(Source material)

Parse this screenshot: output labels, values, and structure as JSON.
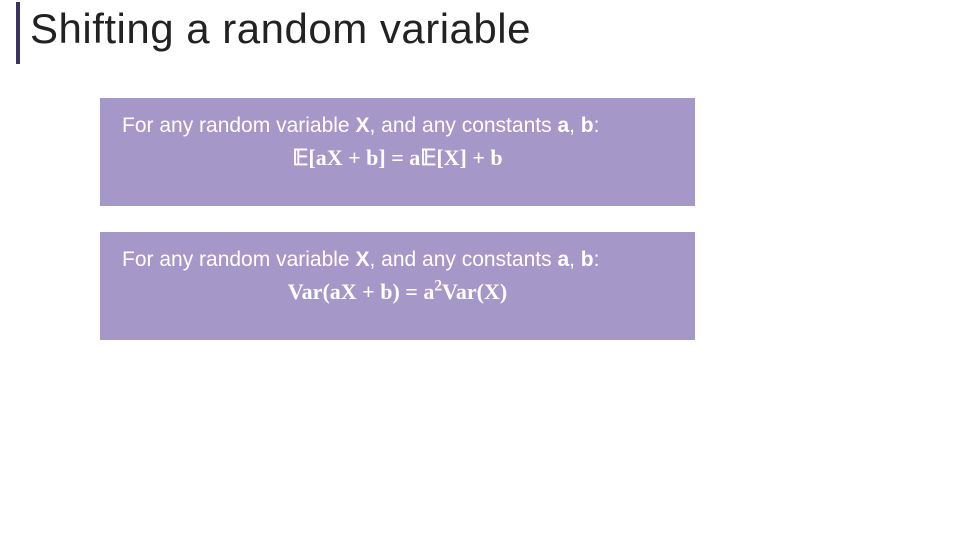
{
  "title": "Shifting a random variable",
  "box1": {
    "lead_prefix": "For any random variable ",
    "var": "X",
    "lead_mid": ", and any constants ",
    "a": "a",
    "comma": ", ",
    "b": "b",
    "lead_suffix": ":",
    "formula_lhs_E": "𝔼",
    "formula_lhs_open": "[",
    "formula_lhs_inner": "aX + b",
    "formula_lhs_close": "]",
    "formula_eq": " = ",
    "formula_rhs_a": "a",
    "formula_rhs_E": "𝔼",
    "formula_rhs_open": "[",
    "formula_rhs_X": "X",
    "formula_rhs_close": "]",
    "formula_rhs_plus_b": " + b"
  },
  "box2": {
    "lead_prefix": "For any random variable ",
    "var": "X",
    "lead_mid": ", and any constants ",
    "a": "a",
    "comma": ", ",
    "b": "b",
    "lead_suffix": ":",
    "formula_var1": "Var",
    "formula_open1": "(",
    "formula_inner1": "aX + b",
    "formula_close1": ")",
    "formula_eq": " = ",
    "formula_a": "a",
    "formula_exp": "2",
    "formula_var2": "Var",
    "formula_open2": "(",
    "formula_X": "X",
    "formula_close2": ")"
  }
}
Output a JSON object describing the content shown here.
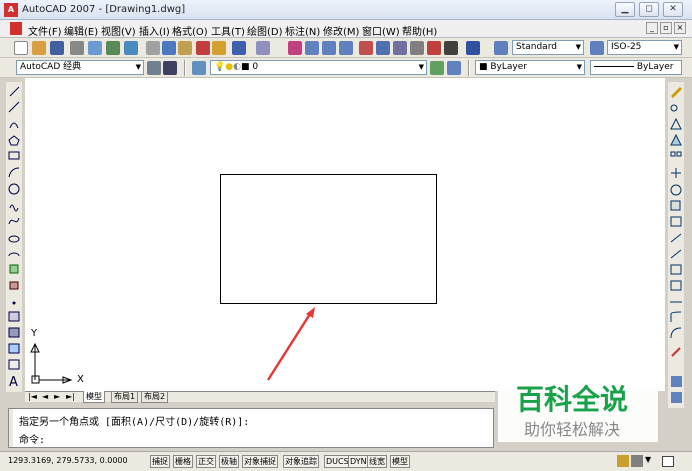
{
  "window": {
    "title": "AutoCAD 2007 - [Drawing1.dwg]",
    "app_icon": "autocad-icon"
  },
  "menu": [
    "文件(F)",
    "编辑(E)",
    "视图(V)",
    "插入(I)",
    "格式(O)",
    "工具(T)",
    "绘图(D)",
    "标注(N)",
    "修改(M)",
    "窗口(W)",
    "帮助(H)"
  ],
  "toolbar": {
    "text_style": "Standard",
    "dim_style": "ISO-25",
    "workspace": "AutoCAD 经典",
    "layer": "0",
    "color": "ByLayer",
    "linetype": "ByLayer"
  },
  "tabs": [
    "模型",
    "布局1",
    "布局2"
  ],
  "ucs": {
    "x_label": "X",
    "y_label": "Y"
  },
  "command": {
    "line1": "指定另一个角点或 [面积(A)/尺寸(D)/旋转(R)]:",
    "line2": "命令:"
  },
  "status": {
    "coords": "1293.3169, 279.5733, 0.0000",
    "buttons": [
      "捕捉",
      "栅格",
      "正交",
      "极轴",
      "对象捕捉",
      "对象追踪",
      "DUCS",
      "DYN",
      "线宽",
      "模型"
    ]
  },
  "watermark": {
    "title": "百科全说",
    "subtitle": "助你轻松解决"
  },
  "colors": {
    "arrow": "#e53935",
    "watermark_green": "#1aa24a"
  }
}
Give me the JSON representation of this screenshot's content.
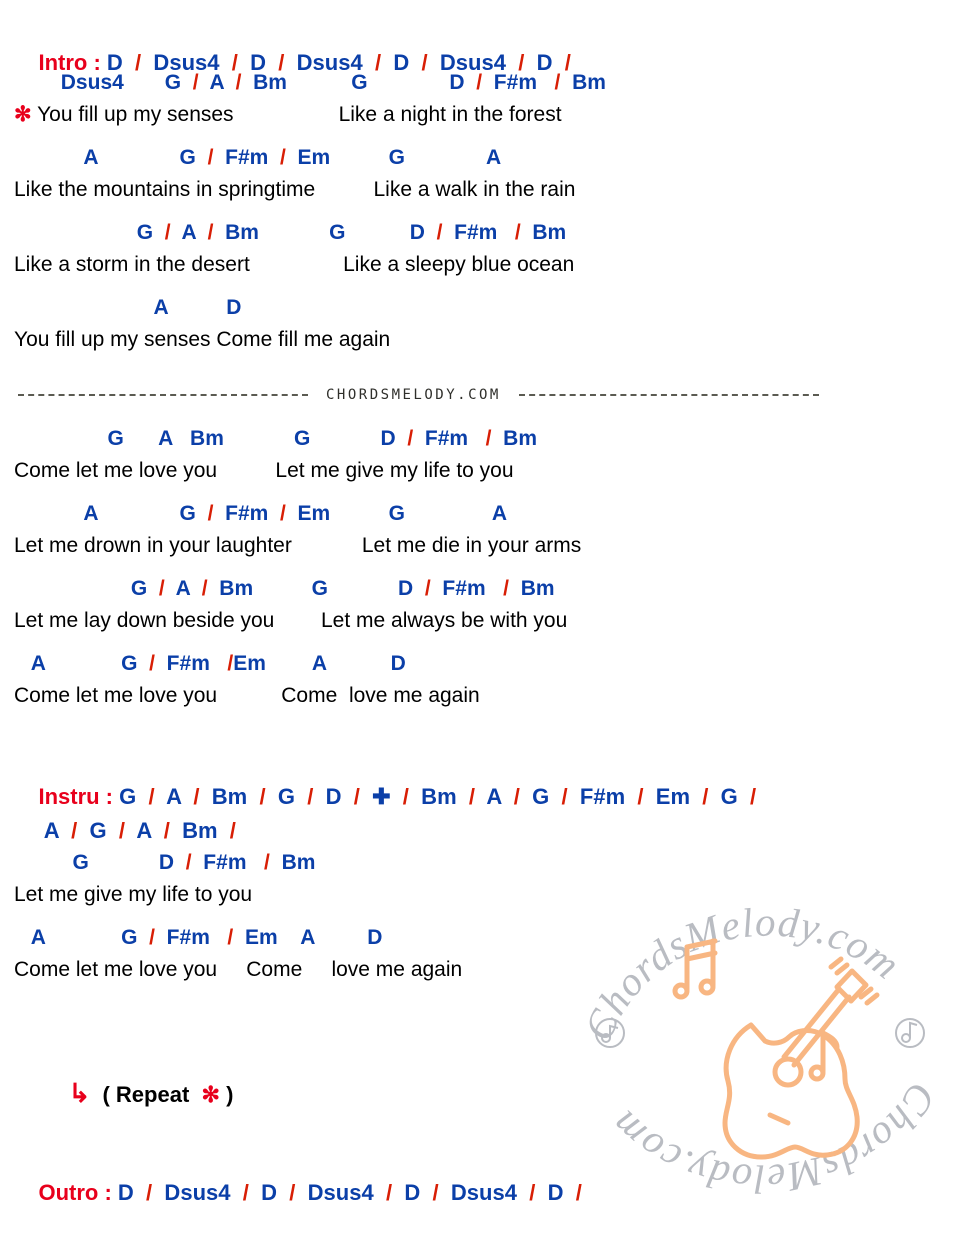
{
  "colors": {
    "chord": "#0b3fa8",
    "separator": "#d81e05",
    "section_label": "#e8001c",
    "lyric": "#000000",
    "watermark_text": "#b9bcc2",
    "watermark_art": "#f8b682"
  },
  "intro": {
    "label": "Intro :",
    "chords": "D  /  Dsus4  /  D  /  Dsus4  /  D  /  Dsus4  /  D  /"
  },
  "verse1": {
    "lines": [
      {
        "chords": "        Dsus4       G  /  A  /  Bm           G              D  /  F#m   /  Bm",
        "marker": "✻",
        "lyric": " You fill up my senses                  Like a night in the forest"
      },
      {
        "chords": "            A              G  /  F#m  /  Em          G              A",
        "marker": "",
        "lyric": "Like the mountains in springtime          Like a walk in the rain"
      },
      {
        "chords": "                     G  /  A  /  Bm            G           D  /  F#m   /  Bm",
        "marker": "",
        "lyric": "Like a storm in the desert                Like a sleepy blue ocean"
      },
      {
        "chords": "                        A          D",
        "marker": "",
        "lyric": "You fill up my senses Come fill me again"
      }
    ]
  },
  "divider": {
    "site": "CHORDSMELODY.COM"
  },
  "verse2": {
    "lines": [
      {
        "chords": "                G      A   Bm            G            D  /  F#m   /  Bm",
        "lyric": "Come let me love you          Let me give my life to you"
      },
      {
        "chords": "            A              G  /  F#m  /  Em          G               A",
        "lyric": "Let me drown in your laughter            Let me die in your arms"
      },
      {
        "chords": "                    G  /  A  /  Bm          G            D  /  F#m   /  Bm",
        "lyric": "Let me lay down beside you        Let me always be with you"
      },
      {
        "chords": "   A             G  /  F#m   /Em        A           D",
        "lyric": "Come let me love you           Come  love me again"
      }
    ]
  },
  "instru": {
    "label": "Instru :",
    "chords_line1": "G  /  A  /  Bm  /  G  /  D  /  ✚  /  Bm  /  A  /  G  /  F#m  /  Em  /  G  /",
    "chords_line2": " A  /  G  /  A  /  Bm  /"
  },
  "verse3": {
    "lines": [
      {
        "chords": "          G            D  /  F#m   /  Bm",
        "lyric": "Let me give my life to you"
      },
      {
        "chords": "   A             G  /  F#m   /  Em    A         D",
        "lyric": "Come let me love you     Come     love me again"
      }
    ]
  },
  "repeat": {
    "arrow": "↳",
    "open": "( Repeat  ",
    "star": "✻",
    "close": " )"
  },
  "outro": {
    "label": "Outro :",
    "chords": "D  /  Dsus4  /  D  /  Dsus4  /  D  /  Dsus4  /  D  /"
  },
  "watermark": {
    "text_top": "ChordsMelody.com",
    "text_bottom": "ChordsMelody.com"
  }
}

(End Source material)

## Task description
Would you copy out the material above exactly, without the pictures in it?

## Reply to the exercise
Parse this screenshot: output labels, values, and structure as JSON.
{
  "title": "Shifting a random variable",
  "box1": {
    "lead_prefix": "For any random variable ",
    "var": "X",
    "lead_mid": ", and any constants ",
    "a": "a",
    "comma": ", ",
    "b": "b",
    "lead_suffix": ":",
    "formula_lhs_E": "𝔼",
    "formula_lhs_open": "[",
    "formula_lhs_inner": "aX + b",
    "formula_lhs_close": "]",
    "formula_eq": " = ",
    "formula_rhs_a": "a",
    "formula_rhs_E": "𝔼",
    "formula_rhs_open": "[",
    "formula_rhs_X": "X",
    "formula_rhs_close": "]",
    "formula_rhs_plus_b": " + b"
  },
  "box2": {
    "lead_prefix": "For any random variable ",
    "var": "X",
    "lead_mid": ", and any constants ",
    "a": "a",
    "comma": ", ",
    "b": "b",
    "lead_suffix": ":",
    "formula_var1": "Var",
    "formula_open1": "(",
    "formula_inner1": "aX + b",
    "formula_close1": ")",
    "formula_eq": " = ",
    "formula_a": "a",
    "formula_exp": "2",
    "formula_var2": "Var",
    "formula_open2": "(",
    "formula_X": "X",
    "formula_close2": ")"
  }
}
Output a JSON object describing the content shown here.
{
  "window": {
    "title": "AutoCAD 2007 - [Drawing1.dwg]",
    "app_icon": "autocad-icon"
  },
  "menu": [
    "文件(F)",
    "编辑(E)",
    "视图(V)",
    "插入(I)",
    "格式(O)",
    "工具(T)",
    "绘图(D)",
    "标注(N)",
    "修改(M)",
    "窗口(W)",
    "帮助(H)"
  ],
  "toolbar": {
    "text_style": "Standard",
    "dim_style": "ISO-25",
    "workspace": "AutoCAD 经典",
    "layer": "0",
    "color": "ByLayer",
    "linetype": "ByLayer"
  },
  "tabs": [
    "模型",
    "布局1",
    "布局2"
  ],
  "ucs": {
    "x_label": "X",
    "y_label": "Y"
  },
  "command": {
    "line1": "指定另一个角点或 [面积(A)/尺寸(D)/旋转(R)]:",
    "line2": "命令:"
  },
  "status": {
    "coords": "1293.3169, 279.5733, 0.0000",
    "buttons": [
      "捕捉",
      "栅格",
      "正交",
      "极轴",
      "对象捕捉",
      "对象追踪",
      "DUCS",
      "DYN",
      "线宽",
      "模型"
    ]
  },
  "watermark": {
    "title": "百科全说",
    "subtitle": "助你轻松解决"
  },
  "colors": {
    "arrow": "#e53935",
    "watermark_green": "#1aa24a"
  }
}
Give me the JSON representation of this screenshot's content.
{
  "colors": {
    "chord": "#0b3fa8",
    "separator": "#d81e05",
    "section_label": "#e8001c",
    "lyric": "#000000",
    "watermark_text": "#b9bcc2",
    "watermark_art": "#f8b682"
  },
  "intro": {
    "label": "Intro :",
    "chords": "D  /  Dsus4  /  D  /  Dsus4  /  D  /  Dsus4  /  D  /"
  },
  "verse1": {
    "lines": [
      {
        "chords": "        Dsus4       G  /  A  /  Bm           G              D  /  F#m   /  Bm",
        "marker": "✻",
        "lyric": " You fill up my senses                  Like a night in the forest"
      },
      {
        "chords": "            A              G  /  F#m  /  Em          G              A",
        "marker": "",
        "lyric": "Like the mountains in springtime          Like a walk in the rain"
      },
      {
        "chords": "                     G  /  A  /  Bm            G           D  /  F#m   /  Bm",
        "marker": "",
        "lyric": "Like a storm in the desert                Like a sleepy blue ocean"
      },
      {
        "chords": "                        A          D",
        "marker": "",
        "lyric": "You fill up my senses Come fill me again"
      }
    ]
  },
  "divider": {
    "site": "CHORDSMELODY.COM"
  },
  "verse2": {
    "lines": [
      {
        "chords": "                G      A   Bm            G            D  /  F#m   /  Bm",
        "lyric": "Come let me love you          Let me give my life to you"
      },
      {
        "chords": "            A              G  /  F#m  /  Em          G               A",
        "lyric": "Let me drown in your laughter            Let me die in your arms"
      },
      {
        "chords": "                    G  /  A  /  Bm          G            D  /  F#m   /  Bm",
        "lyric": "Let me lay down beside you        Let me always be with you"
      },
      {
        "chords": "   A             G  /  F#m   /Em        A           D",
        "lyric": "Come let me love you           Come  love me again"
      }
    ]
  },
  "instru": {
    "label": "Instru :",
    "chords_line1": "G  /  A  /  Bm  /  G  /  D  /  ✚  /  Bm  /  A  /  G  /  F#m  /  Em  /  G  /",
    "chords_line2": " A  /  G  /  A  /  Bm  /"
  },
  "verse3": {
    "lines": [
      {
        "chords": "          G            D  /  F#m   /  Bm",
        "lyric": "Let me give my life to you"
      },
      {
        "chords": "   A             G  /  F#m   /  Em    A         D",
        "lyric": "Come let me love you     Come     love me again"
      }
    ]
  },
  "repeat": {
    "arrow": "↳",
    "open": "( Repeat  ",
    "star": "✻",
    "close": " )"
  },
  "outro": {
    "label": "Outro :",
    "chords": "D  /  Dsus4  /  D  /  Dsus4  /  D  /  Dsus4  /  D  /"
  },
  "watermark": {
    "text_top": "ChordsMelody.com",
    "text_bottom": "ChordsMelody.com"
  }
}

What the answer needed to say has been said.